On October 18th, the practical guide for the project “Improving the academic performance and quality of life of vulnerable children in Guatemala: Comprehensive programme of cognitive and emotional stimulation, development of school gardens and strengthening distance learning in the face of the COVID-19 challenge” was presented at the headquarters of the Andalusian Agency for International Development Cooperation (AACID). The initiative has been implemented by Fundación ETEA – Development Institute of Universidad Loyola in collaboration with Fe y Alegría Guatemala, with funding from AACID.
The event was inaugurated Olga Pozo,Head of the Ibero-American Cooperation Unit at AACID, Karen Avendaño, Deputy Director General of Fe y Alegría Guatemala, and Michela Accerenzi, Regional Coordinator of Fundación ETEA. Researchers from Universidad Loyola, Joaquín Ibáñez, Pablo Rodríguez and José María Barroso, as well as Ana Lucía Linares, Coordinator for the Fe y Alegría Guatemala project, and Edilson Chun, Director of multigrade schools in Chiquimula, also spoke.
The project’s experience has also been shared in schools, such as SAFA Blanca Paloma (Seville) and IES Guadalquivir (Cordoba). Also, on the occasion of World Food Day, the practical guide was presented on 16 October at an event held at the Cordoba Provincial Council, which was attended by the delegate for Equality, Development Cooperation, Consumer Affairs and Citizen Participation of the Cordoba Provincial Council, Auxiliadora Moreno.
Technology in learning processes
The use of virtual reality technologies has proved to be a great resource to complement traditional cognitive development techniques, achieving important advances in reading comprehension and learning processes in general.
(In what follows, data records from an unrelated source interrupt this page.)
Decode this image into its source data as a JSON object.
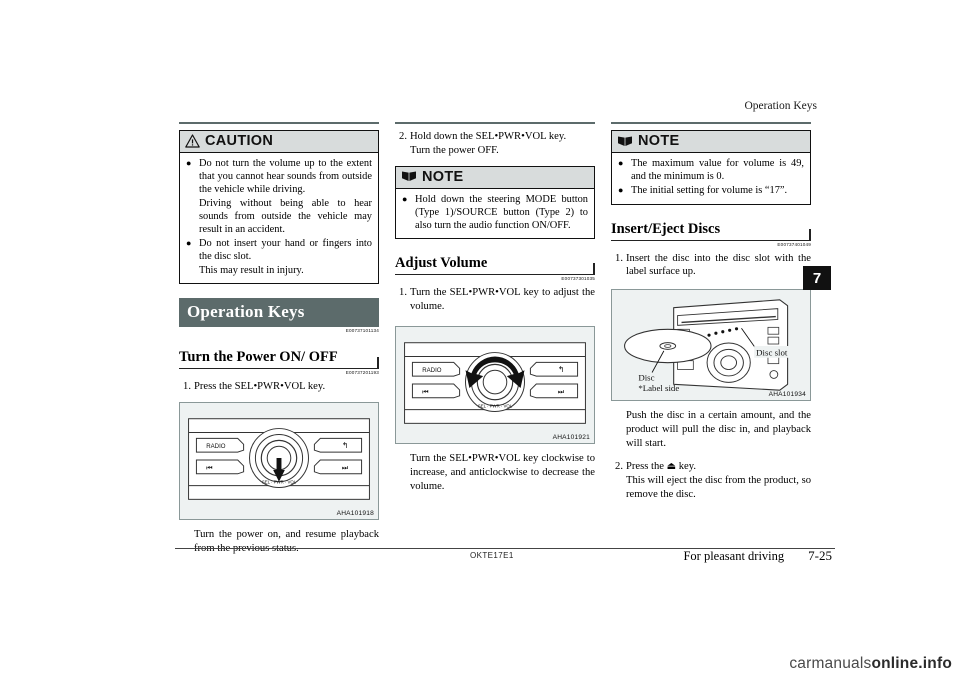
{
  "header": {
    "running_title": "Operation Keys"
  },
  "chapter_tab": "7",
  "footer": {
    "doc_code": "OKTE17E1",
    "chapter_title": "For pleasant driving",
    "page_number": "7-25"
  },
  "watermark": {
    "prefix": "carmanuals",
    "suffix": "online.info"
  },
  "column_left": {
    "caution": {
      "icon": "warning-triangle-icon",
      "title": "CAUTION",
      "bullets": [
        [
          "Do not turn the volume up to the extent that you cannot hear sounds from outside the vehicle while driving.",
          "Driving without being able to hear sounds from outside the vehicle may result in an accident."
        ],
        [
          "Do not insert your hand or fingers into the disc slot.",
          "This may result in injury."
        ]
      ]
    },
    "banner": "Operation Keys",
    "banner_refcode": "E00737101134",
    "section": {
      "title": "Turn the Power ON/ OFF",
      "refcode": "E00737201193",
      "steps": [
        {
          "num": "1.",
          "lines": [
            "Press the SEL•PWR•VOL key."
          ]
        }
      ]
    },
    "figure": {
      "id": "AHA101918",
      "labels": {
        "radio": "RADIO",
        "prev": "❘◀◀",
        "next": "▶▶❘",
        "back": "↶",
        "knob": "SEL · PWR · VOL"
      }
    },
    "caption": "Turn the power on, and resume playback from the previous status."
  },
  "column_middle": {
    "steps": [
      {
        "num": "2.",
        "lines": [
          "Hold down the SEL•PWR•VOL key.",
          "Turn the power OFF."
        ]
      }
    ],
    "note": {
      "icon": "note-book-icon",
      "title": "NOTE",
      "bullets": [
        [
          "Hold down the steering MODE button (Type 1)/SOURCE button (Type 2) to also turn the audio function ON/OFF."
        ]
      ]
    },
    "section": {
      "title": "Adjust Volume",
      "refcode": "E00737301035",
      "steps": [
        {
          "num": "1.",
          "lines": [
            "Turn the SEL•PWR•VOL key to adjust the volume."
          ]
        }
      ]
    },
    "figure": {
      "id": "AHA101921",
      "labels": {
        "radio": "RADIO",
        "prev": "❘◀◀",
        "next": "▶▶❘",
        "back": "↶",
        "knob": "SEL · PWR · VOL"
      }
    },
    "caption": "Turn the SEL•PWR•VOL key clockwise to increase, and anticlockwise to decrease the volume."
  },
  "column_right": {
    "note": {
      "icon": "note-book-icon",
      "title": "NOTE",
      "bullets": [
        [
          "The maximum value for volume is 49, and the minimum is 0."
        ],
        [
          "The initial setting for volume is “17”."
        ]
      ]
    },
    "section": {
      "title": "Insert/Eject Discs",
      "refcode": "E00737401049",
      "steps": [
        {
          "num": "1.",
          "lines": [
            "Insert the disc into the disc slot with the label surface up."
          ]
        }
      ]
    },
    "figure": {
      "id": "AHA101934",
      "labels": {
        "disc_slot": "Disc slot",
        "disc": "Disc",
        "label_side": "*Label side"
      }
    },
    "para": "Push the disc in a certain amount, and the product will pull the disc in, and playback will start.",
    "steps2": [
      {
        "num": "2.",
        "pre": "Press the ",
        "glyph": "⏏",
        "post": " key.",
        "lines": [
          "This will eject the disc from the product, so remove the disc."
        ]
      }
    ]
  }
}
According to Karen Avendaño, “stimulation implemented through interactive games and reading at specific and systematic times favours the development and strengthening of cognitive functions and emotional management”. In addition, “the use of electronic devices as a pedagogical tool in schools promotes technological education and shortens the digital divide that is present in these sectors,” adds Avendaño.
The role of the school garden as a learning tool
Ana Lucía Linares pointed out that “school gardens are a pedagogical tool that fosters meaningful learning, social interaction, and environmental stewardship,” emphasizing that “identifying nutritional deficiencies in educational communities was crucial for the creation of school gardens and crops.”
The production of gardens in schools goes beyond teaching agriculture, promoting healthy eating, or improving student nutrition. School gardens provide an opportunity for community involvement, engaging teachers, students, and families. They serve to instill values such as ecology, sustainable agriculture, and teamwork.
Innovation, an essential factor in school teaching processes
The updating and training of the teaching staff in active teaching methodologies – which work on gamification, motivation and participation – guarantee better results in the education of students, helping them to become the protagonists of their own learning.
Edilson Chun highlighted the relevance of “prioritising comprehensive, relevant and continuous training spaces for teachers to strengthen their daily work”. In addition, “using the train-the-trainer replication method is a strategy that allows all teachers in the school to learn about and apply different strategies for teaching their subjects,” he said.
What is the Purpose of This Guide?
This guide document is the result of coordinated work among various institutions operating in areas such as education, psychology, and international development cooperation. The information on diagnosis, methodology, and the implementation of this work experience with vulnerable children, through the educational project of schools, constitutes a tool for social transformation and valuable learning to be shared with professionals and stakeholders in the Andalusian and national international cooperation field.
International development cooperation must strengthen its alliance with academic research through universities and civil society organizations to continue innovating and increasing effectiveness and impact in development interventions.